If Mazzucato’s thesis that government is always the driving force of innovation in the modern world is clearly flawed, a more modest version of her thesis is defensible. Military technology was often useful for successive civil developments, for example. In countries in which government absorbs some 50% of their GDP, it is hardly surprising that some of this gets spent on innovative endeavours.
On top of that, people do not instinctively associate innovation with market forces. When we think of technology and science, we think of Nasa and university labs. The idea that embedding innovation in commercial product is sort of a trivial, last-mile appeal, I fear, to some well-rooted prejudices.
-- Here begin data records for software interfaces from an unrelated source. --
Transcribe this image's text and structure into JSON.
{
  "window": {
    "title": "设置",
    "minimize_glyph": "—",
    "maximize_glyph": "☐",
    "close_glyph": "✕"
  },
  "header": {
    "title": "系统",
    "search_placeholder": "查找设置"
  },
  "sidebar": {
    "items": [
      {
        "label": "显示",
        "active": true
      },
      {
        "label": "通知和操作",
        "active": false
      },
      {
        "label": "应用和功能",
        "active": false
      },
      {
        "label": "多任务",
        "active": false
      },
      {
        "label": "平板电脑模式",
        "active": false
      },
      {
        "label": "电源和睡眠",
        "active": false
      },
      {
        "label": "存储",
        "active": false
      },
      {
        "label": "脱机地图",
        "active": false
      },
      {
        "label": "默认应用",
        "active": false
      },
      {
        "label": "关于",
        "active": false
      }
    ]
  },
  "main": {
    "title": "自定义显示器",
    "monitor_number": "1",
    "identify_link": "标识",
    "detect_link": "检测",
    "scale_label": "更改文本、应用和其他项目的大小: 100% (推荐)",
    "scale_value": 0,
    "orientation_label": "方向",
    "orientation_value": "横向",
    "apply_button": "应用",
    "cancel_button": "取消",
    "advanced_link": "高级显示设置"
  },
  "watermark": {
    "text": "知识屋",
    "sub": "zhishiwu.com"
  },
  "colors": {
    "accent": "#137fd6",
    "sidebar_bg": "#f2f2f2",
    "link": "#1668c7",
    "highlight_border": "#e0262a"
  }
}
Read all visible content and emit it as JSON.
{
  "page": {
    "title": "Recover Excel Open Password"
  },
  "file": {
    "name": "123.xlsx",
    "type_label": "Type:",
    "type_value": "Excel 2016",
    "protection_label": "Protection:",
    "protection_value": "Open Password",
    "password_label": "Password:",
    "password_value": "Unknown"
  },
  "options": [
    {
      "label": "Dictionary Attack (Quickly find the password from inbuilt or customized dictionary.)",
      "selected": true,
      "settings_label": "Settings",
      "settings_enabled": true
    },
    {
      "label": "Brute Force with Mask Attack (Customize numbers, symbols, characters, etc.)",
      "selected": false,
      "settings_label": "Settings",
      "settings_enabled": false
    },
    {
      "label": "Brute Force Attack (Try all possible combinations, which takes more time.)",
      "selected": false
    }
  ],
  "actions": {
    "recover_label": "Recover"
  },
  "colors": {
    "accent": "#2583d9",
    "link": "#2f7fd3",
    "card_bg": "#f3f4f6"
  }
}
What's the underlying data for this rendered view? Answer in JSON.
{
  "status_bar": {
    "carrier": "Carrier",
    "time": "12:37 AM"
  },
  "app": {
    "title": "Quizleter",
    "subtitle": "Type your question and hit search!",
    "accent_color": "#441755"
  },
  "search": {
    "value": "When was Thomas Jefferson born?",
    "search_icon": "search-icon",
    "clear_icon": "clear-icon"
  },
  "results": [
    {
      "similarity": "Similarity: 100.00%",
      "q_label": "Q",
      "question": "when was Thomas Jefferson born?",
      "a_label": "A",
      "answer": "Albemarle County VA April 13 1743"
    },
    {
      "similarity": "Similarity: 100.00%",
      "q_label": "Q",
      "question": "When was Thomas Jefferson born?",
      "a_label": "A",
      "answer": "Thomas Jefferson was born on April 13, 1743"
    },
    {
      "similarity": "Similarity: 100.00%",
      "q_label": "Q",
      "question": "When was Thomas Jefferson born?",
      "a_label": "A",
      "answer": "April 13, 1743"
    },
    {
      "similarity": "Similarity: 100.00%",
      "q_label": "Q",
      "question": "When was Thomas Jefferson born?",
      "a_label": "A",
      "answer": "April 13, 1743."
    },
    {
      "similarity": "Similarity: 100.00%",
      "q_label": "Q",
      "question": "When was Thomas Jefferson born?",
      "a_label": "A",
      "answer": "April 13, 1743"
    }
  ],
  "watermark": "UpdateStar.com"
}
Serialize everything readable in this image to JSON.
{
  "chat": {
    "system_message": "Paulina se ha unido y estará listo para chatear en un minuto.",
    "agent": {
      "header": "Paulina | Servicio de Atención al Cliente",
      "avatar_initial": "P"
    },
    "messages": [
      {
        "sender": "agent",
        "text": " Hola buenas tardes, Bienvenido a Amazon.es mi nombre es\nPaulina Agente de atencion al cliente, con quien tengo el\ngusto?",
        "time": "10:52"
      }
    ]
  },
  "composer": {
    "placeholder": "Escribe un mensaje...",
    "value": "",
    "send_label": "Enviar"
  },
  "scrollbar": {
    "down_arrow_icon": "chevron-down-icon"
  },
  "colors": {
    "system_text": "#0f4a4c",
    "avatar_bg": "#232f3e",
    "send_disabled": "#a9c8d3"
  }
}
One almost self-evident argument against entrusting governments with our hopes of innovation is the following: if government is so good at innovating, why does it so seldom “innovate” itself? When it comes to administration and its processes, this is how government looks like, to most of us.
Innovation requires risk taking, and risk taking is discouraged in great bureaucratic apparatuses – and perhaps rightly so. Does this mean that there are no bureaucratic organisations that perform better than others? Certainly not. Two Estonian economists, Rainer Kattel and Erkki Karo, have an interesting article on INET’s website which summarises the findings of a recent paper of theirs.
The longer paper seems to me basically an exercise in taxonomy; I found the shorter article clearer. Kattel and Karo distinguish different kind of bureaucratic organisations and different “innovation policy functions.” En passant, they point to the fact that “In our own country, Estonia, bureaucrats are building a government start-up-like service, called e-residency, which is available to everybody globally and tries to make national borders and nationality-based public services a thing of the past”. Kattel and Karo do not assume that all government programs are created equal. They acknowledge that issues of organization and incentives of bureaucracies are irrelevant.
Their categories may be intriguing, but I fear one shall be careful. It’s one thing to try to understand what works better in government and learn any applicable lessons. Another is deducing from the fact that something works in government, that government works, period, and therefore shall get bigger.
One problem with Mazzucato and others’ discursive battle is that they do not acknowledge a very simple fact: public spending has never been higher, governments never bigger, regulation never so vast and persuasive. All of the above has opportunity costs that frequently go unacknowledged.